Stockholm — A well-known Swedish doctor and researcher at Gothenburg University has been prosecuted, together with the Vice-Chancellor and the President of the University Council, for failing to hand over sensitive data on patients to outside critics.

The Parliamentary Ombudsman, an official appointed by the Parliament, decided to press charges against Professor Christopher Gillberg, MD, Professor Gunnar Svedberg, (Vice-Chancellor) and Arne Wittlöv (President), for failing to comply with a court order from February 2003.

The court had ordered Gillberg and his colleagues to hand over sensitive data on patients and their relatives to two critics of their research: Eva Kärfve, a sociologist, and Leif Elinder, a pediatrician. The basis for the court's decision was the section of the Swedish constitution relating to freedom of the press. Since the university was a public body, it was obliged to turn over any documents to any citizen upon request unless the document was protected by a specific paragraph in the Secrecy Law.
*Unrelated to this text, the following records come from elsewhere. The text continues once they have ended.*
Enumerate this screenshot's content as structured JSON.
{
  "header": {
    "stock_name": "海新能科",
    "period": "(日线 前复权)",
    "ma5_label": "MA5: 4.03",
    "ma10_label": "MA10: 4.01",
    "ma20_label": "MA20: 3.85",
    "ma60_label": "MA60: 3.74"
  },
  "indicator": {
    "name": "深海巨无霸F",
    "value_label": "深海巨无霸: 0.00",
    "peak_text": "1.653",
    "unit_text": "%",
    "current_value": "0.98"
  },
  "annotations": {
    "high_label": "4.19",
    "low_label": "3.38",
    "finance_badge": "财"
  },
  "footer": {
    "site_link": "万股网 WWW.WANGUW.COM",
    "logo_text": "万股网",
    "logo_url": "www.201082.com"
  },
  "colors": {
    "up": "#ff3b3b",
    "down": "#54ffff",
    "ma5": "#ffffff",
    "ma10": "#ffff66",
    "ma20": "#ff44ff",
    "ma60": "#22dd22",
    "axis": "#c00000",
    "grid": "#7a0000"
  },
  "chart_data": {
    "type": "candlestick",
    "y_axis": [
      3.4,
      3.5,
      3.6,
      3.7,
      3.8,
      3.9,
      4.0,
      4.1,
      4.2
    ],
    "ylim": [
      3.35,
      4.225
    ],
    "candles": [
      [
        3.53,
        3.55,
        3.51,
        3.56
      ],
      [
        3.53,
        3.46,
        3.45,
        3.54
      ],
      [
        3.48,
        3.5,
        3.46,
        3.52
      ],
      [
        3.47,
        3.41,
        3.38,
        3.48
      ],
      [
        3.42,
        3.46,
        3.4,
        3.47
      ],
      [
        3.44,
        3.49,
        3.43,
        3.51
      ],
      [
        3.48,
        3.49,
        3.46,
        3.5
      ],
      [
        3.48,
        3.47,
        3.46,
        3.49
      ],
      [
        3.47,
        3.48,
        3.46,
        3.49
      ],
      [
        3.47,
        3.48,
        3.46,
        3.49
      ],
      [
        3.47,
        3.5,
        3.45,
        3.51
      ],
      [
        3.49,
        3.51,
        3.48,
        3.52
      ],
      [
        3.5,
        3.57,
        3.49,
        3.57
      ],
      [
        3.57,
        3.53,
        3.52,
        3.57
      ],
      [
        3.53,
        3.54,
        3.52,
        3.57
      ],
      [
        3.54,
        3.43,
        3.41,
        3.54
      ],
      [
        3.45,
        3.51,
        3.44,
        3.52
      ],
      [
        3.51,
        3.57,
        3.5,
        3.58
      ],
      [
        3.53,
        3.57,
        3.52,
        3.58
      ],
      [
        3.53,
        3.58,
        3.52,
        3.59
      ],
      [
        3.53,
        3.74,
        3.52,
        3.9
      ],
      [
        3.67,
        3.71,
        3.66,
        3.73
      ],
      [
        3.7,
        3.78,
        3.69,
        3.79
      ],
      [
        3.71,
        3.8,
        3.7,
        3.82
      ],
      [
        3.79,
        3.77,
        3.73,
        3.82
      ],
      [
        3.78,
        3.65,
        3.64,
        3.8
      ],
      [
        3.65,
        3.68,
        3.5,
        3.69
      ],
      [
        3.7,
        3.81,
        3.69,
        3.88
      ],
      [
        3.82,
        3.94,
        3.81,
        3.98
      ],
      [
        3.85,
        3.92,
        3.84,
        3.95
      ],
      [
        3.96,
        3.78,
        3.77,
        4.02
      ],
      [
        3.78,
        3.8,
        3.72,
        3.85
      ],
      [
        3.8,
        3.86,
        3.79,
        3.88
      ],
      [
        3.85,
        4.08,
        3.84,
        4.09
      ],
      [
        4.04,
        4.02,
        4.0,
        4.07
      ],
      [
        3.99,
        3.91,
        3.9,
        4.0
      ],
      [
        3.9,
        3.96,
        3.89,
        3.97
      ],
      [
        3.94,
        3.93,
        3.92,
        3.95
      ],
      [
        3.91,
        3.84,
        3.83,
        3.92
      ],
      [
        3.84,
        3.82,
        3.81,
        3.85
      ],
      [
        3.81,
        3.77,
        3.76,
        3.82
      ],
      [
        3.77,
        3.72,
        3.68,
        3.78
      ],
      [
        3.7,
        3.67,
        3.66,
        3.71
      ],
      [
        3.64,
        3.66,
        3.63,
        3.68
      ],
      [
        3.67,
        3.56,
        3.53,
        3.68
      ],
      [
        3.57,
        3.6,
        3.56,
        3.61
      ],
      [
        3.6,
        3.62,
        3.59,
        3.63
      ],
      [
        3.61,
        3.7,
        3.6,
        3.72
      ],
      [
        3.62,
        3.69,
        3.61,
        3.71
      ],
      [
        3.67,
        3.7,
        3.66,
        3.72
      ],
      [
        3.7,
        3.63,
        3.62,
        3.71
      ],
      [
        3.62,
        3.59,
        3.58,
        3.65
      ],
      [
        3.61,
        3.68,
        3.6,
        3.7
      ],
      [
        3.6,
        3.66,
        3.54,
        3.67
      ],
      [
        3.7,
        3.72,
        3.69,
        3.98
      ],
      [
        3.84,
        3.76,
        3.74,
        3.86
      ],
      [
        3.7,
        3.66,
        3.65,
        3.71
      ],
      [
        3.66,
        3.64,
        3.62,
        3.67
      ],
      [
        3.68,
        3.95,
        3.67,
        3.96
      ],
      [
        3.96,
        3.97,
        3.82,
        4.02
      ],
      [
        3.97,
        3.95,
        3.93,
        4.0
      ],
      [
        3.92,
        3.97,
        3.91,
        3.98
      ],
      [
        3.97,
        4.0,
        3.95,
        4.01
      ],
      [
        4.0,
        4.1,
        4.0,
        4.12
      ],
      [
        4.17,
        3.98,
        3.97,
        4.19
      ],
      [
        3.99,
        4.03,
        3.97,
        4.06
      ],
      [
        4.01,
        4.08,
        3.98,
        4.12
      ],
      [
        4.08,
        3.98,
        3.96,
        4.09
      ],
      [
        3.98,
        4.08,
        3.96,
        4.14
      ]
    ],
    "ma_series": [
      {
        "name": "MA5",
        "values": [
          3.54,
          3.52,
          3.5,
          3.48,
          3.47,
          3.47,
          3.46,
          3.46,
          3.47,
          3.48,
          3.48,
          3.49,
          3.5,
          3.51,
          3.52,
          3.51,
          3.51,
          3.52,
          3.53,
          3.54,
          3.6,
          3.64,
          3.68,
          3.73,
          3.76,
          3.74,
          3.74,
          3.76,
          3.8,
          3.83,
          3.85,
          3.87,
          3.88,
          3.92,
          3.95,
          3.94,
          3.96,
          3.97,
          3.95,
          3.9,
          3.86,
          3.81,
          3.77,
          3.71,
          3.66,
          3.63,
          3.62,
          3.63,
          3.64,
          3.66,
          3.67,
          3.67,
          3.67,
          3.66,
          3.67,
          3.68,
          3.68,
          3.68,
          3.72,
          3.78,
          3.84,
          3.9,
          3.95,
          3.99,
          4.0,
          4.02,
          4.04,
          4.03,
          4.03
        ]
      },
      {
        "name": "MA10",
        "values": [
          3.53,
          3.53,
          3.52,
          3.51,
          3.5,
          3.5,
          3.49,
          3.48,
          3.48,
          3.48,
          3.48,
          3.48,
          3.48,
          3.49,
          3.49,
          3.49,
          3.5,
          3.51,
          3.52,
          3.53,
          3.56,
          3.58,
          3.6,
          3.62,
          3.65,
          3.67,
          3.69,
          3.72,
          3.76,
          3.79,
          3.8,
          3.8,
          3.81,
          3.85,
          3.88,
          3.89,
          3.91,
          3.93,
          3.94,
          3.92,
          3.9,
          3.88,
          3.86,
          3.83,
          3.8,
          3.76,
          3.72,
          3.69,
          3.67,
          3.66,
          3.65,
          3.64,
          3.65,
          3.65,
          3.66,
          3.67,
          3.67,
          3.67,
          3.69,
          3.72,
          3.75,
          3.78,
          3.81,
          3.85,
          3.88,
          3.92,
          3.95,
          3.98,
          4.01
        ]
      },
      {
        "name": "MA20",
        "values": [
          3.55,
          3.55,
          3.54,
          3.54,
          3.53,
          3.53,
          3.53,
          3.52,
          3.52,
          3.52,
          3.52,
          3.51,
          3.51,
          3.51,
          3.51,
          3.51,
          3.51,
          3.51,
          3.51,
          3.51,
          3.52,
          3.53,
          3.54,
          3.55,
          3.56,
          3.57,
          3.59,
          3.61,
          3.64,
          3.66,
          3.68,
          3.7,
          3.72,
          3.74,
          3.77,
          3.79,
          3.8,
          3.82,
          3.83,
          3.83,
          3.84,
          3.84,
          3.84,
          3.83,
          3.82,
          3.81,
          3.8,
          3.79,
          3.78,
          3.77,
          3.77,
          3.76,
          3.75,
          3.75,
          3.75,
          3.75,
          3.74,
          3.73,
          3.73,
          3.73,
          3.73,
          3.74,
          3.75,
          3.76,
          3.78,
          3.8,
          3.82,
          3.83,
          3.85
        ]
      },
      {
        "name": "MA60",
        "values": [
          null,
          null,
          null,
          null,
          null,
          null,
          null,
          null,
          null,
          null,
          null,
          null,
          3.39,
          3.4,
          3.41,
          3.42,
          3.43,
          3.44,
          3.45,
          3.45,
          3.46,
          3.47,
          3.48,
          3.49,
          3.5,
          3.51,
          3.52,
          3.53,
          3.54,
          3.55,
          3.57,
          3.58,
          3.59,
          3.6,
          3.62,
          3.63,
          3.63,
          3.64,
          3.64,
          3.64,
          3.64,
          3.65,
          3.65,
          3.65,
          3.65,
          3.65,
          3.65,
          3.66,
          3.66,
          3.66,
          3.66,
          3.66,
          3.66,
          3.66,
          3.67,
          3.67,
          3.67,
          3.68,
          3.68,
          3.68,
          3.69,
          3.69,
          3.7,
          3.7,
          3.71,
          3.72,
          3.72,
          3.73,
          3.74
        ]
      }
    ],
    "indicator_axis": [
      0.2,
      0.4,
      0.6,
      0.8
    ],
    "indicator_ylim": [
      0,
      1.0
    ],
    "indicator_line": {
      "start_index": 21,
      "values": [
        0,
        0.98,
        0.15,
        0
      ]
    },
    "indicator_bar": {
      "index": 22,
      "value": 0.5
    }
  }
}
The university argued that the material should be protected by a paragraph referring to the confidentiality of information about patients. The courts decided, however, that they could hand over the data (about 70 shelf feet of documents) if they specified a proviso that would preserve confidentiality. The university was thus ordered to first write a proviso (set of conditions) for Kärfve and Elinder and then hand over the data.

Gillberg and the other members of the research group refused to comply. They referred to the promise they had given to the participants in their studies that all the data would be kept completely confidential. They also argued that the data was particularly sensitive since the research concerned psychological and psychiatric disorders among children, and that it was impossible to anonymize the data beyond possible identification. When they had pursued all legal avenues without success, someone apparently destroyed the documents in May 2004.

The Gillberg group received considerable support from other medical researchers and from their university. They felt that important clinical research could be jeopardized unless complete confidentiality could be promised to the patients.

Eva Kärfve stated that she was happy with the prosecution and that it would "strengthen the protection of research in Sweden."